The language is beautiful – Martin Malone is gifted at fashioning beautiful imagery and the prose in this book zings with life. Some of his turns of phrase aroused my professional jealousy, I must admit. The story speeds up towards the end with many of the main characters taking decisions that will alter their lives forever and there are some neat twists and surprises that prove satisfying. All in all, a harsh story, beautifully told that will prove rewarding for the lover of quality literary fiction.

11 comments:

Kar said...

You've sold both of them to me. I LOVE when a reliable source recommends great fiction. Roll on the hoildays, cosy by the fire, sipping tea and reading and reading and reading, thanks Nu x

WOMEN RULE WRITER said...

You are most welcome, Kar. Sipping tea!?! I'd wager it'll be wine or prosecco or some such ;)

Jeanne Iris said...

I see dark chocolate, a glass or two of wine, a crackling fire and at least one of these books in my future. Thanks for this, Nuala!

WOMEN RULE WRITER said...

You are speaking my language, Jeanne - dark choc, wine, books...mmmmmmmmm. Perfection.

mooncountry said...

Thanks for the Rachel Trezise tip, that sounds like just the kind of book I will enjoy, I ordered "Fresh Apples" too since I am on a short story binge.
The best book I read in 2010 was "One Day" by David Nicholls, even thinking about it makes me tingle.

niamhboyce said...

Thanks for recommending these, esp Martine Malones book - it got past me completely - I've a thing for the curragh wrens...(The poet Ann Egan has written wonderfully about them as well)...so look forward to reading this one. Happy Christmas!

WOMEN RULE WRITER said...

Aidan - you will enjoy, Rachel's work - guaranteed.
Thanks for the David Nicholls tip - I'll look out for it.

WOMEN RULE WRITER said...

Niamh - Martin's book is not long out. I wrote a poem about the Wrens years ago. I think it's in my first collection, not sure, can't remember, and I'm too lazy to go and look :)
Rose Doyle wrote a novel about them years ago too, 'Friends Indeed', but I haven't read it.

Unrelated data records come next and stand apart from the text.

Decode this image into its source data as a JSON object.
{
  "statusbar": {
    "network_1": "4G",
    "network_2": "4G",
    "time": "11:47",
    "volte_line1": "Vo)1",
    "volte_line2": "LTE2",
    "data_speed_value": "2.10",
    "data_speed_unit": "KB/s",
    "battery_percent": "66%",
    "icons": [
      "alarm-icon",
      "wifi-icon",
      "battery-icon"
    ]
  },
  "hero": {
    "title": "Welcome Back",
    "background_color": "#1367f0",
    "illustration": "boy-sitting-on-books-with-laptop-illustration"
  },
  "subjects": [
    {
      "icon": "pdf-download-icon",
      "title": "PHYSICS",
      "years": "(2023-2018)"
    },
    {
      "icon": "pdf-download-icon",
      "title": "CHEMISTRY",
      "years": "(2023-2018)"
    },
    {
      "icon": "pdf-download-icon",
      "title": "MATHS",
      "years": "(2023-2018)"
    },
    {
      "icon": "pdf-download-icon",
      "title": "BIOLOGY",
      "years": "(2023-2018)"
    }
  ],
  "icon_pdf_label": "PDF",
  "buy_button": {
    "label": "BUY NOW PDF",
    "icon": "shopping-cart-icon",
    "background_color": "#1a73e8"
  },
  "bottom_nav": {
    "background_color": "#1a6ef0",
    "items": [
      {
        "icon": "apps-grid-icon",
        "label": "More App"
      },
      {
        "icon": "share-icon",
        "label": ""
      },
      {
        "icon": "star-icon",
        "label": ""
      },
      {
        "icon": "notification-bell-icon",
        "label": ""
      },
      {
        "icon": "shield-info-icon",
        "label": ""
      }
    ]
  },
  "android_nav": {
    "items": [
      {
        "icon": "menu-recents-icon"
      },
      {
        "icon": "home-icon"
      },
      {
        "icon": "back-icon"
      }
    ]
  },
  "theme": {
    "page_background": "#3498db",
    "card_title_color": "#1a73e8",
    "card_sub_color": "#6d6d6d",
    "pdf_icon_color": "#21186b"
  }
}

Titus said...

Particularly like the sound of the Malone; shall pursue, thanks!

Anna May said...

Hi Nuala, and I wish you a Happy Christmas and a terrific 2011.

My best reads of 2010 were 'One Day' (David Nicholls)and 'On the Other Hand' (Chris Cleave)and my favourite re-reads were 'My Brilliant Career' (Miles Franklin)and 'Ethan Frome'(Edith Wharton).
That's the thing about good books. They endure.

Anna May x

Rachel Fenton said...

Ah, to "arouse professional jealousy" - must read these!

Happy Merry holidays! Good luck with the novel writing there - psyching myself up for another ride of that beastie in the New Year! Need to find new ways of falling anyhow! Chuck your homeless choccies my way please - always hungry!